The ACTU is deeply concerned with the latest aggression by Turkey against the Kurdish people in Syria, which comes days after US President Donald Trump’s announcement on 6 October that the US would withdraw its troops from the area. Turkey’s attack on Kurdish-run Rojava in northern Syria, dubbed ‘Operation Peace Spring’, is in breach of international law and risks unleashing a humanitarian catastrophe which has already forced 130,000 people to flee their homes, and which the United Nations estimates could displace up to 400,000 people.


From late 2014 until Trump’s sudden reversal of US policy on 6 October, the US and other Western powers were in a military alliance with the Kurdish-led Syrian Democratic Forces (SDF) to fight ISIS (Islamic State of Iraq and Syria). The SDF have borne the brunt of the fighting against ISIS and suffered significant casualties, including 11,000 fighters killed. Turkey regards the Kurdish fighters as terrorists, and the US presence acted as a restraint on Turkish aggression, but Trump’s announcement of withdrawal from northern Syria has given Turkey tacit approval for invasion, which has increased the threat that ISIS may be revived in Syria.


Turkish President Recep Erdogan, who has led the country since 2003, represents an authoritarian regime leading the violent persecution of the Kurdish minority, as well as the repression of workers, human-rights activists, journalists, and other dissenting voices.
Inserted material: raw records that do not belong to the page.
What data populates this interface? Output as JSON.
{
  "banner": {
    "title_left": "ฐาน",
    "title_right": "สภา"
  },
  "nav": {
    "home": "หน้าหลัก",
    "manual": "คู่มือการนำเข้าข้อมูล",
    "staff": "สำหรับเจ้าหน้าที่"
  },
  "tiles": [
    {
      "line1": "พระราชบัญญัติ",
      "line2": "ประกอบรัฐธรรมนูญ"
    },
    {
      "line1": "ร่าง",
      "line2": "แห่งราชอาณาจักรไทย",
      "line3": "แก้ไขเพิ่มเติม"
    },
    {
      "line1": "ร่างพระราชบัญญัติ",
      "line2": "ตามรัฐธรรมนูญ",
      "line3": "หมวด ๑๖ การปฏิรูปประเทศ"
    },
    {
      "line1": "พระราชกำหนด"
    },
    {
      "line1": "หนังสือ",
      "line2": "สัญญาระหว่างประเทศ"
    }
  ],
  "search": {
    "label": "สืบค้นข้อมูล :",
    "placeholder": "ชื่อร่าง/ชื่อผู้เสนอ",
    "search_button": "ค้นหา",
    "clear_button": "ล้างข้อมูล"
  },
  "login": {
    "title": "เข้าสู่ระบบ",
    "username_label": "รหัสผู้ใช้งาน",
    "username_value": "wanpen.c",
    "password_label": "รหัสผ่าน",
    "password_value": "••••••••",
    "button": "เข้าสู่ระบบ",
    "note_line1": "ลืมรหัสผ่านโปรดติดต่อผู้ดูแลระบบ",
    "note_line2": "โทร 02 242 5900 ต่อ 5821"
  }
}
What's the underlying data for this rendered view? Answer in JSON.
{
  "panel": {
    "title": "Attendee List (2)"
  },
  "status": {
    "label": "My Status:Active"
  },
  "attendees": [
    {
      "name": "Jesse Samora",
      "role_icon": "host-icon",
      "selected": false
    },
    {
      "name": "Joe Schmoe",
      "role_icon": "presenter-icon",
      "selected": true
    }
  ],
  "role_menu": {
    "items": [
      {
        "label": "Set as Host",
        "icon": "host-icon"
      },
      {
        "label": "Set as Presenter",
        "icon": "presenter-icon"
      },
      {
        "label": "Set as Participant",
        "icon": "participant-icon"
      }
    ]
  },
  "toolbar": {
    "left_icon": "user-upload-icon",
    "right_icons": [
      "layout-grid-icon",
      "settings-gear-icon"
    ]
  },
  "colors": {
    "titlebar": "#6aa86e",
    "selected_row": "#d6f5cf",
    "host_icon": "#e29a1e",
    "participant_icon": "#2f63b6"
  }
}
The International Trade Union Confederation (ITUC) named Turkey as among the world’s ten worst countries for workers in its 2019 Global Rights Index report, finding that peaceful assemblies were violently dispersed by the police, workers and union leaders were detained, and in 2018 the leader of the rubber and chemical workers’ union was murdered while visiting a worksite. 


We call on President Erdogan to stop Turkey’s invasion of Rojava and immediately withdraw its forces, and we call on the Australian government to condemn Turkey’s invasion and demand an immediate cessation of the hostilities.